SOURCE DATA:
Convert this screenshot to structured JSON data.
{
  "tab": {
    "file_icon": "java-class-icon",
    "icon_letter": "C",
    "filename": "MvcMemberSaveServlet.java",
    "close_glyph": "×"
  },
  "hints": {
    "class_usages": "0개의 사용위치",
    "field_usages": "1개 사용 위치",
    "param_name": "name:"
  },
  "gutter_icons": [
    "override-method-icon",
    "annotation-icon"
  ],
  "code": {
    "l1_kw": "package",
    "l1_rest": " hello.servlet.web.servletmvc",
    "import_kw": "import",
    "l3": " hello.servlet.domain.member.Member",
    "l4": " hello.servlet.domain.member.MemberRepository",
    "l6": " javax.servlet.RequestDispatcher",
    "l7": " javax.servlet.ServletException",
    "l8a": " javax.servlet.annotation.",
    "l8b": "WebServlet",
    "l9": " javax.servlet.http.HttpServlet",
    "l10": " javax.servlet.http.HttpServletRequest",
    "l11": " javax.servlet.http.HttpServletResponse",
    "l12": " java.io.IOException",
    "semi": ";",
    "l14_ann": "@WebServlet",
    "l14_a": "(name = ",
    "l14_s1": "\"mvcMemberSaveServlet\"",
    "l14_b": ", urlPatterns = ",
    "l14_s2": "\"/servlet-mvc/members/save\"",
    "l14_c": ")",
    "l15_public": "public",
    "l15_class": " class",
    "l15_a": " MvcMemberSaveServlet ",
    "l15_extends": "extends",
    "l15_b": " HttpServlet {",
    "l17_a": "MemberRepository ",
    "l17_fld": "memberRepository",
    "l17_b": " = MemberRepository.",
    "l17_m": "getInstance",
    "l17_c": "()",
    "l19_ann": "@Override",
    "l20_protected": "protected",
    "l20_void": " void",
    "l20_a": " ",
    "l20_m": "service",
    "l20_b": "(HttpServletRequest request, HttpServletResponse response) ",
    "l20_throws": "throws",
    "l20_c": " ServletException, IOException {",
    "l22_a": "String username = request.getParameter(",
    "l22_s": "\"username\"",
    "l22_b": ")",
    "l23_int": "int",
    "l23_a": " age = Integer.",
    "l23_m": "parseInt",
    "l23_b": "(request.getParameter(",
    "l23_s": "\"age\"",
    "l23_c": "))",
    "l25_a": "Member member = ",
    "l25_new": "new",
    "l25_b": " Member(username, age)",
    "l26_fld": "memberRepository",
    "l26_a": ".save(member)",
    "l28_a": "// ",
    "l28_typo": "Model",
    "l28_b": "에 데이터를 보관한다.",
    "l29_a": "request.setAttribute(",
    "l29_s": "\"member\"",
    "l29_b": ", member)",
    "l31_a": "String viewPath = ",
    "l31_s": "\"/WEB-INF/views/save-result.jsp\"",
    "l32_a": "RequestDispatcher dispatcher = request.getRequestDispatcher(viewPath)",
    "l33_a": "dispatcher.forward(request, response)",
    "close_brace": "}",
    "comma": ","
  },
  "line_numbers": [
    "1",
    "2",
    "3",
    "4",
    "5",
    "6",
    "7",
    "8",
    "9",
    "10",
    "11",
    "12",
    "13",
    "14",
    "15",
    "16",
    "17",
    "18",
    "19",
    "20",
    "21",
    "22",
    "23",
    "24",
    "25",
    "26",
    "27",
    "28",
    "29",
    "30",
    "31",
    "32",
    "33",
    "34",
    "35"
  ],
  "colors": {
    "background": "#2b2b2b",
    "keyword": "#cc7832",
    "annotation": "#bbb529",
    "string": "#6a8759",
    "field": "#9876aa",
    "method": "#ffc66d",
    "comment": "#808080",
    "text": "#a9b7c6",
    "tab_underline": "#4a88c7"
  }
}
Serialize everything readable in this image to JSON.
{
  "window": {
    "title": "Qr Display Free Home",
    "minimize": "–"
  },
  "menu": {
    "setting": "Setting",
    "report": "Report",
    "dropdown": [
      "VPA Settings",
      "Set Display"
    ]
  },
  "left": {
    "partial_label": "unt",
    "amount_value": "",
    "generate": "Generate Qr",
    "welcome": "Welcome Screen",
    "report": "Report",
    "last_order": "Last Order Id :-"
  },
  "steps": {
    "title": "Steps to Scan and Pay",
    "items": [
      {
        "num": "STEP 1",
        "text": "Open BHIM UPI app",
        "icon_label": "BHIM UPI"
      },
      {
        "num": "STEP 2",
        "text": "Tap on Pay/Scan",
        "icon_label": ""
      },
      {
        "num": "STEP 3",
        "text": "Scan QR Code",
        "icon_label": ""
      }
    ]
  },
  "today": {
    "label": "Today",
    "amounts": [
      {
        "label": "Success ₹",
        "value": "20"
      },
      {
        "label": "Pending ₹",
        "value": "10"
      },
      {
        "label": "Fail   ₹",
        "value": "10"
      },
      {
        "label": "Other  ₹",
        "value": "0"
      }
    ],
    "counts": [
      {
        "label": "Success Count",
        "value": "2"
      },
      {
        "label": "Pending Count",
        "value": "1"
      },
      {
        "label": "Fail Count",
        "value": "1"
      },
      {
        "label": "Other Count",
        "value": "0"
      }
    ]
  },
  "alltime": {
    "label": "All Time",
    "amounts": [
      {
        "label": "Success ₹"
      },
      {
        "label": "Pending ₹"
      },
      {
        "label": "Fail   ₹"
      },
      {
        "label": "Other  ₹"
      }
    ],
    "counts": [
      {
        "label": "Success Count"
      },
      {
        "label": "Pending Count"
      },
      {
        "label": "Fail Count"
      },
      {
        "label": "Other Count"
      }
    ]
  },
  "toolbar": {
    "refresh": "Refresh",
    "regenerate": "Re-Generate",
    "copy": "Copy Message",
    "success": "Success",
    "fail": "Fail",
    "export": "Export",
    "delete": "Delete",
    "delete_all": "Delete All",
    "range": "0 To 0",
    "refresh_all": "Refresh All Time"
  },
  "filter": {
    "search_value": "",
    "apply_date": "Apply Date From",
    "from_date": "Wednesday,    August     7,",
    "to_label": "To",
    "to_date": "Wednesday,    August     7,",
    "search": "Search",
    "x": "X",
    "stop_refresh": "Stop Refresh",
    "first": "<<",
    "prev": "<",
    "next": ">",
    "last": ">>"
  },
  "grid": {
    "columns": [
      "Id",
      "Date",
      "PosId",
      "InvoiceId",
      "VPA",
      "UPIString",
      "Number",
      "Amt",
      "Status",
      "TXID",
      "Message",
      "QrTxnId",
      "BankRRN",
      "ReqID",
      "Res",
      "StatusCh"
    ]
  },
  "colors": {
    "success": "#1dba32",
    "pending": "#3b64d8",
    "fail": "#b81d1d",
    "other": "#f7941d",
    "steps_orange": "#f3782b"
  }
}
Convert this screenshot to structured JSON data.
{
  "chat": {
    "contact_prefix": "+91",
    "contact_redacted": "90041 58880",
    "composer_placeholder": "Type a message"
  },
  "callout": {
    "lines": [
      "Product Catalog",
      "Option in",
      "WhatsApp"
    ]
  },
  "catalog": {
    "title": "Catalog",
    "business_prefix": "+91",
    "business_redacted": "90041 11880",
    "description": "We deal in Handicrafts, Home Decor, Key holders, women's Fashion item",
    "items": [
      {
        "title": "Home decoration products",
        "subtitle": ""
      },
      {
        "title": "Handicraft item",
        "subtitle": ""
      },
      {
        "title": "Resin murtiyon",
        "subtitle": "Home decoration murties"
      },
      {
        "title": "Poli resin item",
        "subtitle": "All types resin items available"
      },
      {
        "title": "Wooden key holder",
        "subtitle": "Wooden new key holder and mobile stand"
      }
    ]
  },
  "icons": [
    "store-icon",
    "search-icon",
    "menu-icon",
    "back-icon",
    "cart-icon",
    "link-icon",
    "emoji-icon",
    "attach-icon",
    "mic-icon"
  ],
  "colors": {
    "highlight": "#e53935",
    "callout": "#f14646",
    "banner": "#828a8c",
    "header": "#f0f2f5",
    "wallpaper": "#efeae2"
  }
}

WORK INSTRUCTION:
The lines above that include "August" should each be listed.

TASK SOLUTION:
    "from_date": "Wednesday,    August     7,",
    "to_date": "Wednesday,    August     7,",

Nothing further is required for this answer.